__YOUR OBJECTIVE__.
Give the number of lines in the material below that include "this", and write nothing else.
◆ ◆ ◆ ◆ ◆ ◆ ◆
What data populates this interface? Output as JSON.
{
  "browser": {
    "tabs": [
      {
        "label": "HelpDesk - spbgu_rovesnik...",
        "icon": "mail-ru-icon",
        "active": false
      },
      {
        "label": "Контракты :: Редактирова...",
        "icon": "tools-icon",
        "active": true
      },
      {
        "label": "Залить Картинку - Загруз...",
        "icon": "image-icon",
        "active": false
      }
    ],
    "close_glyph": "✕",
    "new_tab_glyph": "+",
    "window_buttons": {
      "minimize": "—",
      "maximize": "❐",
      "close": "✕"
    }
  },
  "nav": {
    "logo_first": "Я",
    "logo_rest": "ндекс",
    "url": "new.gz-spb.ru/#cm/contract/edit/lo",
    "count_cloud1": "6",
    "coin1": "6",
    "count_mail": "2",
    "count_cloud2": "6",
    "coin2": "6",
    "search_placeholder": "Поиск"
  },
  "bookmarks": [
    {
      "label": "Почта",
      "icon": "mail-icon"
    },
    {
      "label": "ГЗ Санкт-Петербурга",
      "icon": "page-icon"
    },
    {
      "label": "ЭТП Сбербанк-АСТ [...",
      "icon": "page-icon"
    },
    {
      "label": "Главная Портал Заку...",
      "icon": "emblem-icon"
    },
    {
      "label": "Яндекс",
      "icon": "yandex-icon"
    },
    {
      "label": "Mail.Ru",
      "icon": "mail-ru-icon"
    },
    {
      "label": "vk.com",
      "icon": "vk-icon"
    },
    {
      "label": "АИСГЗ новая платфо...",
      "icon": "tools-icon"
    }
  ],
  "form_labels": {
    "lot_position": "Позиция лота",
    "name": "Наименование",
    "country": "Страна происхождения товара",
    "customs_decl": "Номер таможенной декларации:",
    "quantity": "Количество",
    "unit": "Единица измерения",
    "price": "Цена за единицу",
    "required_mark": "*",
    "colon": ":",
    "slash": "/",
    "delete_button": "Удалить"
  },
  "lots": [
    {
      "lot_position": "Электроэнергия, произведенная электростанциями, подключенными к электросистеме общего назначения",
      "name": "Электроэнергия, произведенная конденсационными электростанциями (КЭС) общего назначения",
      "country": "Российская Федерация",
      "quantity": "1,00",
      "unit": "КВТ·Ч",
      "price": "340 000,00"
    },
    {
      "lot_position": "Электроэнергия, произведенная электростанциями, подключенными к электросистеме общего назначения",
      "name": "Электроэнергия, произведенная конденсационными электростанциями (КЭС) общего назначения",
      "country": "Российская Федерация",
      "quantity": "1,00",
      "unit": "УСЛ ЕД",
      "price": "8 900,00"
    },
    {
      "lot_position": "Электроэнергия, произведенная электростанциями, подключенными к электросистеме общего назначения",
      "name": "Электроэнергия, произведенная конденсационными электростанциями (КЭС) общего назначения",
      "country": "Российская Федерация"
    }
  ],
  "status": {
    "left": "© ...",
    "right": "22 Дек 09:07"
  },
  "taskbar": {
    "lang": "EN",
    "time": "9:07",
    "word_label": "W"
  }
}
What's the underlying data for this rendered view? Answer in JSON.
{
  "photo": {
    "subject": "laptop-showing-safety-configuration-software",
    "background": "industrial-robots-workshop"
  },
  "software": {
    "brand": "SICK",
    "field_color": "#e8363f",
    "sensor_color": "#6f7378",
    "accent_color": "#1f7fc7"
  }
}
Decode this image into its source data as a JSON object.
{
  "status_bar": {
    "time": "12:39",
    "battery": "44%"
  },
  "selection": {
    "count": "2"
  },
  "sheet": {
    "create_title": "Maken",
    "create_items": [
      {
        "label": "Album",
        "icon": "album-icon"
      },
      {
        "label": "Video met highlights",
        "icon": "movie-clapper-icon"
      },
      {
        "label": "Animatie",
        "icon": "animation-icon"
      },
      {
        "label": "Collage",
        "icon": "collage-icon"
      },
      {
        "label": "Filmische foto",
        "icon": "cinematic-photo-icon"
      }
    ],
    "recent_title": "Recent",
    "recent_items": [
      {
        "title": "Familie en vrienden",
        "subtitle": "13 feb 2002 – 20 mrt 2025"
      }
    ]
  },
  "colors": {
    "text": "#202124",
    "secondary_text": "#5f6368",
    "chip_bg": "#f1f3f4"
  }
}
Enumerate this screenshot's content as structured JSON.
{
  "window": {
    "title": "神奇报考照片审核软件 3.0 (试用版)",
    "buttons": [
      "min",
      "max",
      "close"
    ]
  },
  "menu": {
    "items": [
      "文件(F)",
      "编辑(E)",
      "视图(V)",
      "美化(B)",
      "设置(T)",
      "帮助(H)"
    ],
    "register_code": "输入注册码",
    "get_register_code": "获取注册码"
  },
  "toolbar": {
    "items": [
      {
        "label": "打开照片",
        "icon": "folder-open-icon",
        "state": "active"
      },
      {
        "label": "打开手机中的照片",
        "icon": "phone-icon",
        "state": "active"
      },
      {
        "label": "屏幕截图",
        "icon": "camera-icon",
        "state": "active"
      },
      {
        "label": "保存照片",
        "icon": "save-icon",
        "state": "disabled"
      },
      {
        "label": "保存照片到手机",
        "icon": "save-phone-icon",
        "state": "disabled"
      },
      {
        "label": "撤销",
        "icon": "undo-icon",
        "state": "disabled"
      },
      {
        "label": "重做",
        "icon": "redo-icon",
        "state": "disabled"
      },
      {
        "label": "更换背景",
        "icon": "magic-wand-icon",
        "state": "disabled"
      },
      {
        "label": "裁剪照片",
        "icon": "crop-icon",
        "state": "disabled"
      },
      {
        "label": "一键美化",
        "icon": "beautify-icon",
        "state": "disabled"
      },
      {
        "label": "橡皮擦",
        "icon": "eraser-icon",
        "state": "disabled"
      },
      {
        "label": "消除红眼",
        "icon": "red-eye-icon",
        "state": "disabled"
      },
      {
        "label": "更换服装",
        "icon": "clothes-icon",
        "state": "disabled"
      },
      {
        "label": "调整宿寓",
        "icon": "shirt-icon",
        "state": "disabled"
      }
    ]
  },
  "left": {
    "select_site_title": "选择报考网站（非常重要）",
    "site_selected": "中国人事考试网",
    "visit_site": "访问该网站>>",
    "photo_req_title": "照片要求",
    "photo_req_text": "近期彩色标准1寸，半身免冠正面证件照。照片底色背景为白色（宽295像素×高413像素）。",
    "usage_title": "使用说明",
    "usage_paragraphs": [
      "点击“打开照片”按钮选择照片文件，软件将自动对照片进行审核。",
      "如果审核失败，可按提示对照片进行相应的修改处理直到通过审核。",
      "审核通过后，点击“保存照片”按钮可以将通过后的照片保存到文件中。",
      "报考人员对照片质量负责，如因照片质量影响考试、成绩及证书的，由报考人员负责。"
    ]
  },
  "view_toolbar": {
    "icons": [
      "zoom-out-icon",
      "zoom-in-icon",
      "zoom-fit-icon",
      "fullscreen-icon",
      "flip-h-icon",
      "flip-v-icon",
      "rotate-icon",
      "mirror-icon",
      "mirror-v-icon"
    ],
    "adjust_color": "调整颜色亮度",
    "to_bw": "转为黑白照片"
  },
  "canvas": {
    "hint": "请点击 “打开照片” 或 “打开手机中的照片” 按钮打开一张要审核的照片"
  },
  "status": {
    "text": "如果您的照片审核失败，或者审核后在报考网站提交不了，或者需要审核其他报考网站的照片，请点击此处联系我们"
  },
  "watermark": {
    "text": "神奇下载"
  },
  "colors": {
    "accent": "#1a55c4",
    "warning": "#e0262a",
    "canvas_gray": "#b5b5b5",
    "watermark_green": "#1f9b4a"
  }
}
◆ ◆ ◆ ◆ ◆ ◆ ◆
__FINISHED TASK__.
4